What is Biomass Energy?
Proven Technology to Utilize Biomass as a Renewable Energy Source
Biomass is a renewable energy source consisting of living or recently living organisms. Generally, this means plants and trees in the form of industrial and agricultural scrap.
How a Biomass Combustion Energy Plant Works
Our biomass technology helps to protect the earth and atmosphere from greenhouse gas emissions. Since biomass consists of “recently alive” material, burning biomass is CO2-neutral in the sense that it only releases the quantity of CO2 that the plant absorbed during growth.
Some biomass needs pre-treatment before the fuel is fed onto a combustion grate where it is burned. The heat from the combustion is used to fire the boiler, which in turn generates hot water or steam. The steam turns a turbine which produces electricity.
Biomass Fuel Types
In general, biomass fuels are evaluated on the basis of their physical properties (density, size distribution, humidity, foreign matter) and chemical properties (calorific value, proximate analyses, ultimate analyses, ash analyses, and ash-melting behavior).
Today we can recover energy from biomass in highly efficient energy plants – generating heat, process steam, electricity, syngas, and/or bio-oil. Many of our biomass energy solutions are combined heat and power (CHP).
Biomass can be derived from a variety of sources, and it’s essential to understand the properties and chemical composition of each one. Some biomass needs pre-treatment before the fuel is fed onto a combustion grate where it is burned.
Biomass Fuels Include:
- Wood chips
- Bark chips
- Waste wood
- Other opportunity fuels
Multi-fuel Energy - Designed for fuel flexibility
Today there are a large number of plants using different types of biomass to produce energy. While some exclusively use straw or wood chips, others are preparing for a future of flexibility by firing with multi-fuel – a mixture of various kinds of biomass, contaminated bio waste, and certain types of refuse-derived fuels (RDF).

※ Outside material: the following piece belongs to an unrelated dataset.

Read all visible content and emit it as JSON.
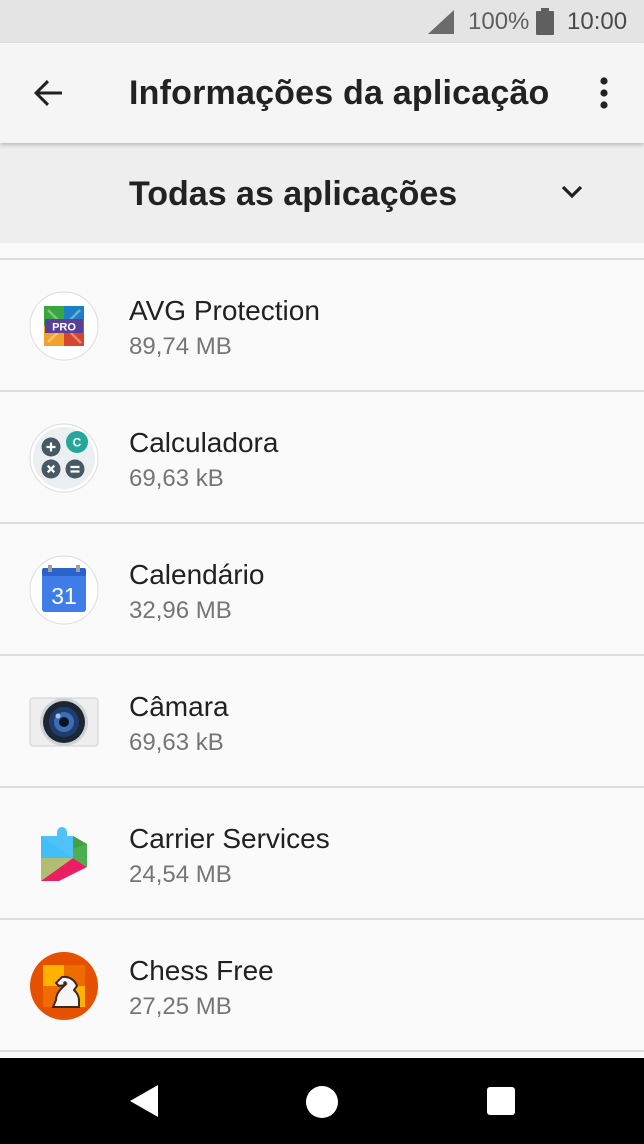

The primary advantage of our multi-fuel solutions is that they provide more opportunities to use locally available biomass and less dependency on seasonal fuels. Instead of having to store biomass fuel or collect it from other areas, these multi-fuel energy plants can interchange fuels and maintain steady production throughout the year.
How a Multi-fuel Plant Works
A multi-fuel facility works in very much the same way as a traditional waste-to-energy plant. The “fuel” (municipal waste, industrial/agricultural bi-products, bio waste, refuse-derived fuels, etc.) is fed to a grate where it is burned, thus creating heat that is used to fire boilers, which in turn generate hot water or steam to drive electricity producing turbines.
The challenge of firing with multi-fuel lies in the widely differing characteristics of biomass fuel. For example, biomass ashes do not melt at the same temperature; different types of fuel do not burn in the same way and therefore don’t produce the same emissions. Our multi-fuel technology is able to handle the various methods of combustion and also ensures an optimum, thoroughly reliable result for each type of fuel at one and the same time.
Biomass Technologies & Services
B&W has been trusted suppliers of biomass combustion technologies for many years. Our extensive list of commercially demonstrated and industry-accepted products have stood the test of time in providing reliable steam generation for both process and electric power applications. While offering a highly available and readily dispatchable renewable energy source, the combustion of biomass also provides environmental benefits such as reduced emissions of nitrogen oxides (NOx), sulfur oxides (SOx), and mercury, when compared with other fossil fuels. Biomass is also a carbon dioxide (CO2)-neutral renewable energy source.
- Pretreatment technologies
- Stokers (air spouts, screw feeder, ram feeder)
- Bubbling fluidized-bed, circulating fluidized-bed and stoker boilers
- Combustion technologies (vibrating grate, burners)
- Selective catalytic reduction (SCR) systems for NOx reduction
- Electrostatic precipitator (ESP) or fabric filter for particulate control
- Flue gas desulfurization system for SO2 and acid gas control